Copy every line from the data below in which the string "connect" can be found.
··· SOURCE DATA
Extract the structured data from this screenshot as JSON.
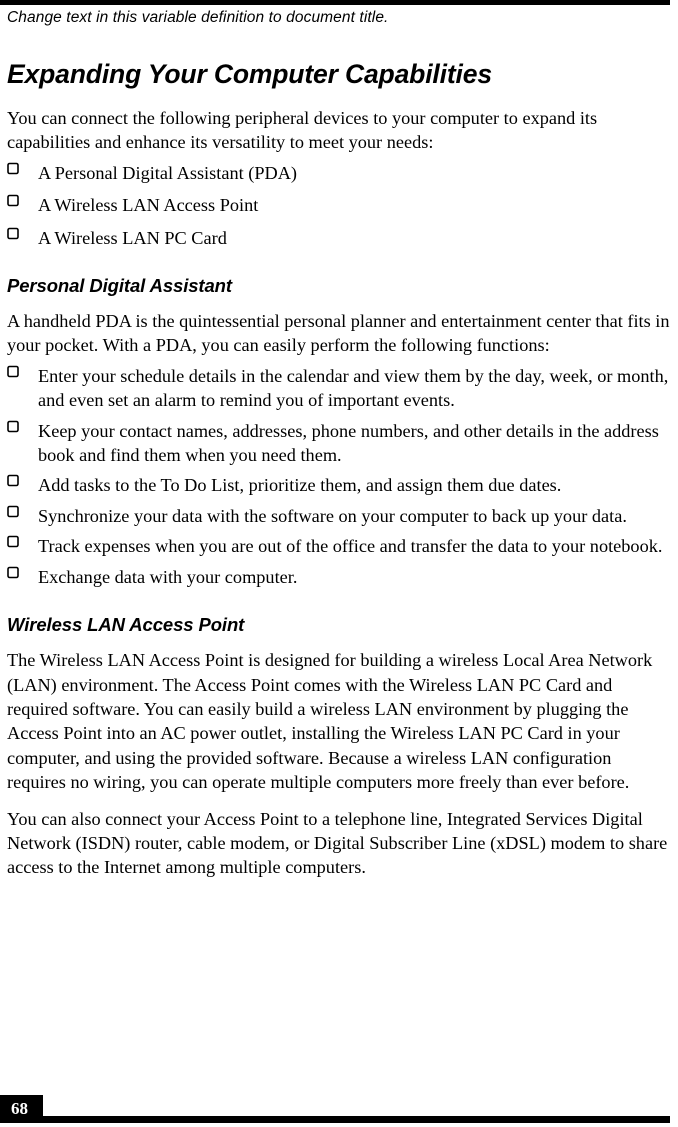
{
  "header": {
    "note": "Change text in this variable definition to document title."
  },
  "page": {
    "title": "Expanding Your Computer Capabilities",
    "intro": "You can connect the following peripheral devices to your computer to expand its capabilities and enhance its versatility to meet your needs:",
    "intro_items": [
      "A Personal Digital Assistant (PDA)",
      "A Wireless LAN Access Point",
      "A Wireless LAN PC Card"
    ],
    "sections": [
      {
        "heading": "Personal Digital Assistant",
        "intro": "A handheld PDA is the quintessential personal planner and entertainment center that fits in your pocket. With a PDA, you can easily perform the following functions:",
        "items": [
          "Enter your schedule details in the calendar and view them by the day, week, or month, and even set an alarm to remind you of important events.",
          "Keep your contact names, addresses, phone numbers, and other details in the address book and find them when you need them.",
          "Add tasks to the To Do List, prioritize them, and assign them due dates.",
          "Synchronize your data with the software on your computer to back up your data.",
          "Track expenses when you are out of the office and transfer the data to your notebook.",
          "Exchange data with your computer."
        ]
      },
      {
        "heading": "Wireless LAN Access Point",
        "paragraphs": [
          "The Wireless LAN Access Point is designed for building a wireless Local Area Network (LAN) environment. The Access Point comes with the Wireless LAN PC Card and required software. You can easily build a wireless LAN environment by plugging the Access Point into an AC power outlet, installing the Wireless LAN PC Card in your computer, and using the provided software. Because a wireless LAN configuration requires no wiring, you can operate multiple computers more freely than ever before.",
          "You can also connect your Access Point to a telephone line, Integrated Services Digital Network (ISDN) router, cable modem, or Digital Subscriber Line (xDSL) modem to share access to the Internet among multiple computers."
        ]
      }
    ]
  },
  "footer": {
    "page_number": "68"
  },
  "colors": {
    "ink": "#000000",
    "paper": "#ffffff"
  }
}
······
» SOLUTION
    "intro": "You can connect the following peripheral devices to your computer to expand its capabilities and enhance its versatility to meet your needs:",
          "You can also connect your Access Point to a telephone line, Integrated Services Digital Network (ISDN) router, cable modem, or Digital Subscriber Line (xDSL) modem to share access to the Internet among multiple computers."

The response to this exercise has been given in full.